posts over 1,000 stories daily in English and French and offers a diversity of multi-lingual streaming programming as well as over 900,000 articles in its searchable archive (which includes the archive of Africa News Service dating from 1997).
An analysis of news and public affairs independent from traditional corporate media is available from this diverse video library. From Democracy Now's daily news program, to three days of TV news coverage following the 911 attacks, to Mosaic’s timely clips of Middle East newscasts, to UCSF's Tobacco Industry Videos: These collections offer an alternative way to view and interpret current news and public affairs.
Many of these videos are available for free download.
Opposing Views provides balanced coverage in an increasingly partisan media climate. We give an unfiltered look at politics, societal issues, international affairs and culture to help you make informed decisions on what matters most.
It is our mission to tell you the truth— no hidden agendas, no secret intentions; just the truth: unfiltered, undisguised and well-informed.
Like you, we think the truth is a rare thing in the news business. So at Opposing Views, we strive to be different.
We don’t create content to serve a political agenda; we create content that's fair, balanced and nonpartisan. We are not here to serve anyone else’s motives; we are here to give you the facts and to put you in the heart of the debate.
At Opposing Views, we know you don’t need to be told how to think; you need the truth so that you can decide for yourself who to trust.
The Internet Archive is a 501(c)(3) non-profit that was founded to build an Internet library. Its purposes include offering permanent access for researchers, historians, scholars, people with disabilities, and the general public to historical collections that exist in digital format.
Founded in 1996 and located in San Francisco, the Archive has been receiving data donations from Alexa Internet and others. In late 1999, the organization started to grow to include more well-rounded collections. Now the Internet Archive includes: texts, audio, moving images, and software as well as archived web pages in our collections, and provides specialized services for adaptive reading and information access for the blind and other persons with disabilities.
Founded by Dan Wolf, Ed Fancher, and Norman Mailer in 1955, the Village Voice introduced free-form, high-spirited, and passionate journalism into the public discourse. As the nation's first alternative newsweekly, the Voice today carries on the same tradition of no-holds-barred reporting and criticism it embraced when it began publishing 60 years ago.
The recipient of three Pulitzer Prizes, the National Press Foundation Award, and the George Polk Award, the Voice remains a vigilant investigative watchdog and a go-to source for coverage of New York's vast cultural landscape. The Voice's unique mix of in-depth newswriting and reporting, incisive arts, culture, music, dance, film, and theater reviews, and comprehensive entertainment listings provides readers with an indispensable perspective on the inner workings of the world's most vibrant city.

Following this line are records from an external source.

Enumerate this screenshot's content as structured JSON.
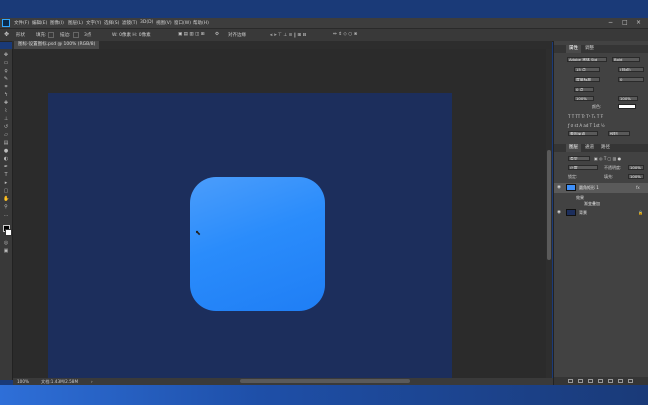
{
  "menu": [
    "文件(F)",
    "编辑(E)",
    "图像(I)",
    "图层(L)",
    "文字(Y)",
    "选择(S)",
    "滤镜(T)",
    "3D(D)",
    "视图(V)",
    "窗口(W)",
    "帮助(H)"
  ],
  "window_controls": [
    "−",
    "□",
    "×"
  ],
  "options": {
    "tool_label": "形状",
    "fill": "填充:",
    "stroke": "描边:",
    "stroke_width": "3点",
    "wh": "W: 0像素  H: 0像素",
    "align_edges": "对齐边缘"
  },
  "document_tab": "图标-设置图标.psd @ 100% (RGB/8)",
  "status": {
    "zoom": "100%",
    "doc_info": "文档:1.43M/2.58M"
  },
  "properties": {
    "tabs": [
      "属性",
      "调整"
    ],
    "font_family": "Adobe 黑体 Std",
    "font_style": "Bold",
    "size": "15 点",
    "leading": "(自动)",
    "tracking": "0",
    "kerning": "度量标准",
    "scale_v": "100%",
    "scale_h": "100%",
    "baseline": "0 点",
    "color_label": "颜色:",
    "antialias": "锐利",
    "lang": "美国英语"
  },
  "layers": {
    "tabs": [
      "图层",
      "通道",
      "路径"
    ],
    "kind_label": "类型",
    "blend": "正常",
    "opacity_label": "不透明度:",
    "opacity": "100%",
    "lock_label": "锁定:",
    "fill_label": "填充:",
    "fill": "100%",
    "items": [
      {
        "name": "圆角矩形 1",
        "fx": true
      },
      {
        "name": "效果",
        "sub": true
      },
      {
        "name": "渐变叠加",
        "sub": true
      },
      {
        "name": "背景"
      }
    ]
  },
  "colors": {
    "canvas_bg": "#1c2e5c",
    "shape_start": "#4b9dfb",
    "shape_end": "#1f7ef5"
  }
}
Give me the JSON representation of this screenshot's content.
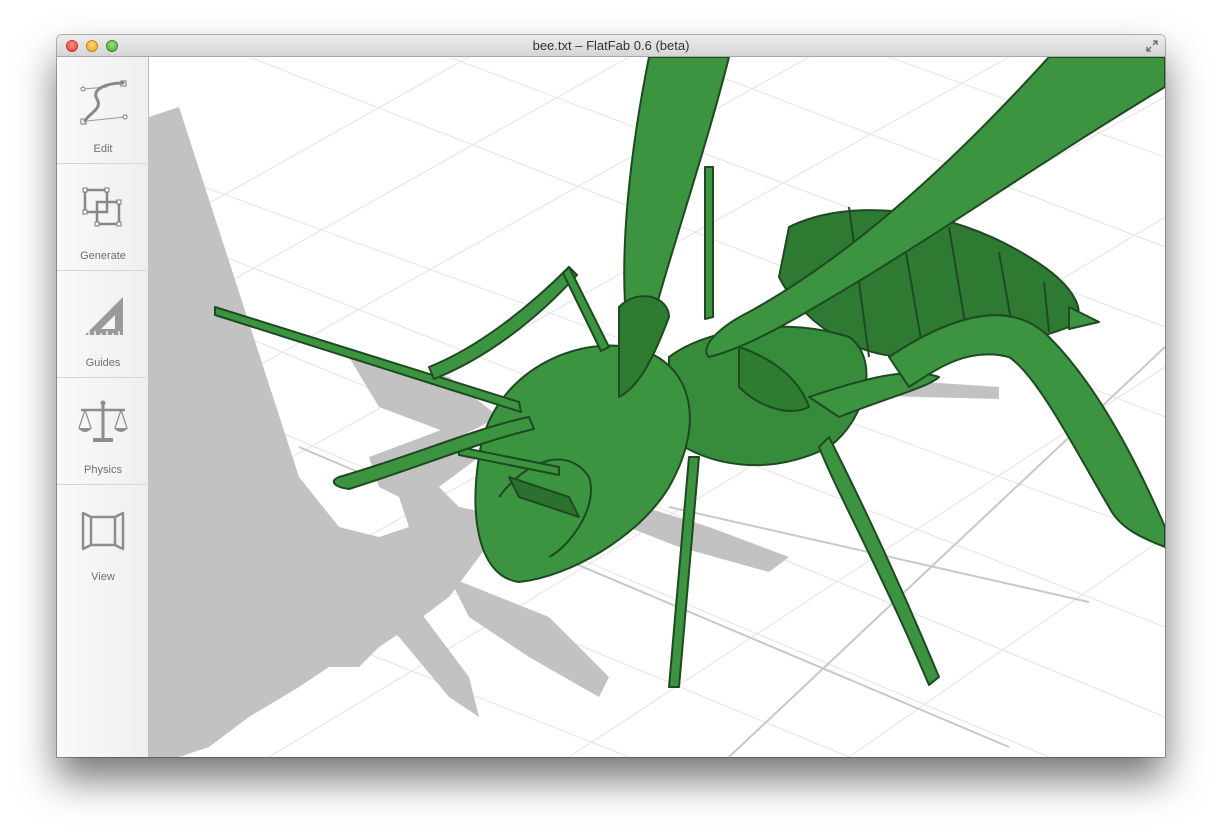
{
  "window": {
    "title": "bee.txt – FlatFab 0.6 (beta)"
  },
  "sidebar": {
    "tools": [
      {
        "label": "Edit",
        "icon": "bezier-curve-icon"
      },
      {
        "label": "Generate",
        "icon": "generate-squares-icon"
      },
      {
        "label": "Guides",
        "icon": "set-square-ruler-icon"
      },
      {
        "label": "Physics",
        "icon": "balance-scale-icon"
      },
      {
        "label": "View",
        "icon": "view-box-icon"
      }
    ]
  },
  "viewport": {
    "model_color": "#3c9440",
    "model_edge_color": "#1e4a21",
    "shadow_color": "#c2c2c2",
    "grid_color": "#e3e3e3"
  }
}
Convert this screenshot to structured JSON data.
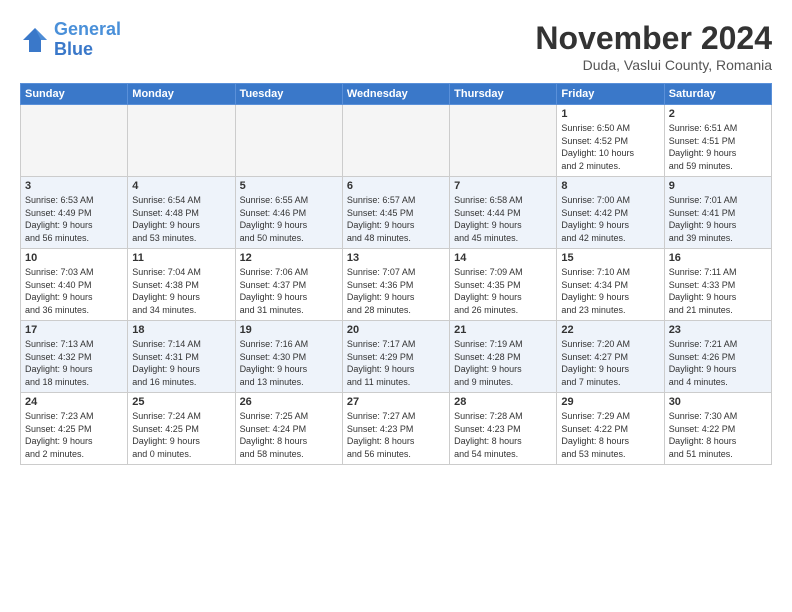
{
  "header": {
    "logo_line1": "General",
    "logo_line2": "Blue",
    "month_title": "November 2024",
    "location": "Duda, Vaslui County, Romania"
  },
  "weekdays": [
    "Sunday",
    "Monday",
    "Tuesday",
    "Wednesday",
    "Thursday",
    "Friday",
    "Saturday"
  ],
  "weeks": [
    [
      {
        "day": "",
        "info": ""
      },
      {
        "day": "",
        "info": ""
      },
      {
        "day": "",
        "info": ""
      },
      {
        "day": "",
        "info": ""
      },
      {
        "day": "",
        "info": ""
      },
      {
        "day": "1",
        "info": "Sunrise: 6:50 AM\nSunset: 4:52 PM\nDaylight: 10 hours\nand 2 minutes."
      },
      {
        "day": "2",
        "info": "Sunrise: 6:51 AM\nSunset: 4:51 PM\nDaylight: 9 hours\nand 59 minutes."
      }
    ],
    [
      {
        "day": "3",
        "info": "Sunrise: 6:53 AM\nSunset: 4:49 PM\nDaylight: 9 hours\nand 56 minutes."
      },
      {
        "day": "4",
        "info": "Sunrise: 6:54 AM\nSunset: 4:48 PM\nDaylight: 9 hours\nand 53 minutes."
      },
      {
        "day": "5",
        "info": "Sunrise: 6:55 AM\nSunset: 4:46 PM\nDaylight: 9 hours\nand 50 minutes."
      },
      {
        "day": "6",
        "info": "Sunrise: 6:57 AM\nSunset: 4:45 PM\nDaylight: 9 hours\nand 48 minutes."
      },
      {
        "day": "7",
        "info": "Sunrise: 6:58 AM\nSunset: 4:44 PM\nDaylight: 9 hours\nand 45 minutes."
      },
      {
        "day": "8",
        "info": "Sunrise: 7:00 AM\nSunset: 4:42 PM\nDaylight: 9 hours\nand 42 minutes."
      },
      {
        "day": "9",
        "info": "Sunrise: 7:01 AM\nSunset: 4:41 PM\nDaylight: 9 hours\nand 39 minutes."
      }
    ],
    [
      {
        "day": "10",
        "info": "Sunrise: 7:03 AM\nSunset: 4:40 PM\nDaylight: 9 hours\nand 36 minutes."
      },
      {
        "day": "11",
        "info": "Sunrise: 7:04 AM\nSunset: 4:38 PM\nDaylight: 9 hours\nand 34 minutes."
      },
      {
        "day": "12",
        "info": "Sunrise: 7:06 AM\nSunset: 4:37 PM\nDaylight: 9 hours\nand 31 minutes."
      },
      {
        "day": "13",
        "info": "Sunrise: 7:07 AM\nSunset: 4:36 PM\nDaylight: 9 hours\nand 28 minutes."
      },
      {
        "day": "14",
        "info": "Sunrise: 7:09 AM\nSunset: 4:35 PM\nDaylight: 9 hours\nand 26 minutes."
      },
      {
        "day": "15",
        "info": "Sunrise: 7:10 AM\nSunset: 4:34 PM\nDaylight: 9 hours\nand 23 minutes."
      },
      {
        "day": "16",
        "info": "Sunrise: 7:11 AM\nSunset: 4:33 PM\nDaylight: 9 hours\nand 21 minutes."
      }
    ],
    [
      {
        "day": "17",
        "info": "Sunrise: 7:13 AM\nSunset: 4:32 PM\nDaylight: 9 hours\nand 18 minutes."
      },
      {
        "day": "18",
        "info": "Sunrise: 7:14 AM\nSunset: 4:31 PM\nDaylight: 9 hours\nand 16 minutes."
      },
      {
        "day": "19",
        "info": "Sunrise: 7:16 AM\nSunset: 4:30 PM\nDaylight: 9 hours\nand 13 minutes."
      },
      {
        "day": "20",
        "info": "Sunrise: 7:17 AM\nSunset: 4:29 PM\nDaylight: 9 hours\nand 11 minutes."
      },
      {
        "day": "21",
        "info": "Sunrise: 7:19 AM\nSunset: 4:28 PM\nDaylight: 9 hours\nand 9 minutes."
      },
      {
        "day": "22",
        "info": "Sunrise: 7:20 AM\nSunset: 4:27 PM\nDaylight: 9 hours\nand 7 minutes."
      },
      {
        "day": "23",
        "info": "Sunrise: 7:21 AM\nSunset: 4:26 PM\nDaylight: 9 hours\nand 4 minutes."
      }
    ],
    [
      {
        "day": "24",
        "info": "Sunrise: 7:23 AM\nSunset: 4:25 PM\nDaylight: 9 hours\nand 2 minutes."
      },
      {
        "day": "25",
        "info": "Sunrise: 7:24 AM\nSunset: 4:25 PM\nDaylight: 9 hours\nand 0 minutes."
      },
      {
        "day": "26",
        "info": "Sunrise: 7:25 AM\nSunset: 4:24 PM\nDaylight: 8 hours\nand 58 minutes."
      },
      {
        "day": "27",
        "info": "Sunrise: 7:27 AM\nSunset: 4:23 PM\nDaylight: 8 hours\nand 56 minutes."
      },
      {
        "day": "28",
        "info": "Sunrise: 7:28 AM\nSunset: 4:23 PM\nDaylight: 8 hours\nand 54 minutes."
      },
      {
        "day": "29",
        "info": "Sunrise: 7:29 AM\nSunset: 4:22 PM\nDaylight: 8 hours\nand 53 minutes."
      },
      {
        "day": "30",
        "info": "Sunrise: 7:30 AM\nSunset: 4:22 PM\nDaylight: 8 hours\nand 51 minutes."
      }
    ]
  ]
}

The Voice website, www.villagevoice.com, has twice been recognized as one of the nation's premier online venues for quality journalism and local content. The site is a past winner of both the National Press Foundation's Online Journalism Award and the Editor & Publisher EPPY Award for Best Overall U.S. Weekly Newspaper Online. -- from the website